Pa. police officer brings federal age discrimination claim

In late August 2013, a part-time, 57-year-old Pennsylvania police officer filed a federal age discrimination lawsuit alleging that he was repeatedly passed over for promotion to full-time work in favor of younger colleagues, according to the Tribune-Review. James Davis Jr. is an officer in Adams Township, a northern Pittsburgh suburb.

Age discrimination

Discriminating against an employee or job applicant aged 40 or older on the basis of age is illegal under both federal and Pennsylvania law.

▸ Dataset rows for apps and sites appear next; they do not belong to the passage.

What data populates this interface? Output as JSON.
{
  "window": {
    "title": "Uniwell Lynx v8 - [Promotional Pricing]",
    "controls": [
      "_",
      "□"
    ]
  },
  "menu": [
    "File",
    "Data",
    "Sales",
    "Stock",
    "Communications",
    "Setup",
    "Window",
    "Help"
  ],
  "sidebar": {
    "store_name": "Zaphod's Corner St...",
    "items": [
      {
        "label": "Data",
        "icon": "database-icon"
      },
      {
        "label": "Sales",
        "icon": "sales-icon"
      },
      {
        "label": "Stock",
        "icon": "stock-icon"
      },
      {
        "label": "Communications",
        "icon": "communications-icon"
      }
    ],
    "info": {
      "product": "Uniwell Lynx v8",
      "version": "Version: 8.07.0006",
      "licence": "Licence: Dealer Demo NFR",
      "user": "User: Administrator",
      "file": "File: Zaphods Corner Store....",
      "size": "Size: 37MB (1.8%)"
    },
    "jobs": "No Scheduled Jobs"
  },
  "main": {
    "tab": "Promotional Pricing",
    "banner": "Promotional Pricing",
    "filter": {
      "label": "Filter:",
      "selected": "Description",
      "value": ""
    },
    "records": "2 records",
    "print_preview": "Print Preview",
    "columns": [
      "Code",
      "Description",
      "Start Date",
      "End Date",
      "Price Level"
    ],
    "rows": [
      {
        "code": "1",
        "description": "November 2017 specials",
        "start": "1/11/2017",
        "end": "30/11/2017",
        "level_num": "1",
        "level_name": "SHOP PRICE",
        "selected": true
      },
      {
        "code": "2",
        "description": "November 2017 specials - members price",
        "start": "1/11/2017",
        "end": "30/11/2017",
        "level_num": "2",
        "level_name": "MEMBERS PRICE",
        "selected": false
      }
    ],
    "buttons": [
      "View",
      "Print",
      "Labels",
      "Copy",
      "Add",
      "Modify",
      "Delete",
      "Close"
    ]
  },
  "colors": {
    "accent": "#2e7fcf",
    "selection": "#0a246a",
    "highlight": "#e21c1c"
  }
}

Employment discrimination reaches all aspects of employment and takes many forms beyond the obviously negative actions of laying off, wrongfully discharging, demoting or refusing to hire because of age.

Other types of employment discrimination include:

  • Failure to promote, as Davis alleges.
  • Failure to provide equal compensation, benefits, training, assignments or perks.
  • Institution of a policy that negatively impacts older workers.
  • And more.

Federal age discrimination

The Age Discrimination in Employment Act of 1967, known as the ADEA, is the main federal law protecting workers and job applicants age 40 or older. The ADEA prohibits age discrimination by federal, state and local governments and private employers with at least 20 employees. Employment agencies may not fail to refer otherwise qualified job candidates age 40 or older. Certain provisions also apply to labor unions.

An employer may defend an ADEA claim with a legitimate, nondiscriminatory reason for the adverse employment action like insubordination or poor work quality. In narrow situations, age preference may be valid, such as in an acting job portraying a younger character. In certain situations, mandatory retirement is also allowed.

Federal law also prohibits verbal or other harassment based on age that creates a hostile work environment that unreasonably interferes with the targeted employee's performance or results in a negative employment action like discharge.

Finally, an employer may not retaliate against an employee for complaining about or suing for age discrimination, or for acting as a witness or cooperating in an investigation of such a claim.

The Equal Employment Opportunity Commission or EEOC is the federal agency that enforces the ADEA and other anti-discrimination laws. An age discrimination charge must first be filed with the EEOC for investigation and resolution outside of court, if possible. If the agency finds the claim to be valid, the matter may be resolved through conciliation or mediation, or later brought to court.

Pennsylvania age discrimination

Pennsylvania has a comparable state law forbidding age discrimination in employment for those 40 or older, with a similar legal path involving the Pennsylvania Human Relations Commission and state courts. Age discrimination at the state level, however, applies to much smaller employers than the federal law does - those with four or more employees. Pennsylvania and federal age discrimination laws also apply to some different types of employers.

Some local ordinances in Pennsylvania communities provide additional protections.

Seek legal counsel

Any Pennsylvanian who believes that he or she was subjected to illegal age discrimination at work should discuss it with an experienced Pennsylvania employment law attorney who handles such claims, both federal and state. A knowledgeable lawyer can advise the victim of potential legal remedies like an age discrimination claim or lawsuit.

Skilled legal counsel can be crucial because employment discrimination claims have many deadlines and complexities that can be difficult for a lay person. In addition, different types of damages may be available depending whether federal or state claims are filed, a sometimes complicated legal question.

Depending on the situation, damages may be available for back pay, front pay, reinstatement, future wages and benefits lost, legal fees, and more.